### Exercise
Report each line from the records where the string "issues" turns up.
● ● ● ● ●
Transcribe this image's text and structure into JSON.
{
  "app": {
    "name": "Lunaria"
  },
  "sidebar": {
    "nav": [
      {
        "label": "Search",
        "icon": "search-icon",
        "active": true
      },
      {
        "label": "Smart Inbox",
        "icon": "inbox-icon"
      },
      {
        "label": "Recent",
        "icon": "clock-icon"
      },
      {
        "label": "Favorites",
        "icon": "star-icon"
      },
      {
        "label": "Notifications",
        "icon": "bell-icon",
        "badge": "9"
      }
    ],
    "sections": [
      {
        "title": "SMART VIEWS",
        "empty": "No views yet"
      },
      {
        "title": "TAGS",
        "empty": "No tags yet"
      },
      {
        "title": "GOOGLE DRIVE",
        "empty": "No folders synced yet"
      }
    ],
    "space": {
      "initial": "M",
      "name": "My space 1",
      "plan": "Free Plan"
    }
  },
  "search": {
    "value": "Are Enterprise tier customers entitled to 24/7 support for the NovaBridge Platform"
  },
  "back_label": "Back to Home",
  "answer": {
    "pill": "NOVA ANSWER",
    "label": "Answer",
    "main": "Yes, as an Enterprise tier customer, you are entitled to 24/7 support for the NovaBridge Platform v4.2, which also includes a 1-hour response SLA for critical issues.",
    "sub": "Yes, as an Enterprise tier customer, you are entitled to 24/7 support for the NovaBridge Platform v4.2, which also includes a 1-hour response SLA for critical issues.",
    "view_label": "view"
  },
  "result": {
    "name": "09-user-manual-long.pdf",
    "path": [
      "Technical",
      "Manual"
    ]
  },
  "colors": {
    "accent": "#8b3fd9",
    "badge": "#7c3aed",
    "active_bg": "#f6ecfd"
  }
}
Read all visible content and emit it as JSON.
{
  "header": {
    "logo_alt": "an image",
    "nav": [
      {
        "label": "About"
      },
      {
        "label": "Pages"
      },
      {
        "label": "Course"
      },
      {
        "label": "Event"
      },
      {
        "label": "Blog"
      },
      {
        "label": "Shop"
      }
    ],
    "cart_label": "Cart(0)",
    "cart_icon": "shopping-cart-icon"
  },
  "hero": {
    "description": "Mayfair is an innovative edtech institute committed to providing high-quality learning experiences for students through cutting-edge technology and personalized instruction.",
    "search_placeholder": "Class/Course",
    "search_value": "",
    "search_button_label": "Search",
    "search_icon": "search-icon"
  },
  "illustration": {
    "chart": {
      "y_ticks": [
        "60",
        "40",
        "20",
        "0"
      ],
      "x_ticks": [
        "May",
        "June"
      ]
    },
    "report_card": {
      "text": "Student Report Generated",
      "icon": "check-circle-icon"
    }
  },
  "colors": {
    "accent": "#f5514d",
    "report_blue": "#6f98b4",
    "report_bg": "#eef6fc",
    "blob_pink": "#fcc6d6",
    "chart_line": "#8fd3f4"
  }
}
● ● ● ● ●
### Answer to this problem
    "main": "Yes, as an Enterprise tier customer, you are entitled to 24/7 support for the NovaBridge Platform v4.2, which also includes a 1-hour response SLA for critical issues.",
    "sub": "Yes, as an Enterprise tier customer, you are entitled to 24/7 support for the NovaBridge Platform v4.2, which also includes a 1-hour response SLA for critical issues.",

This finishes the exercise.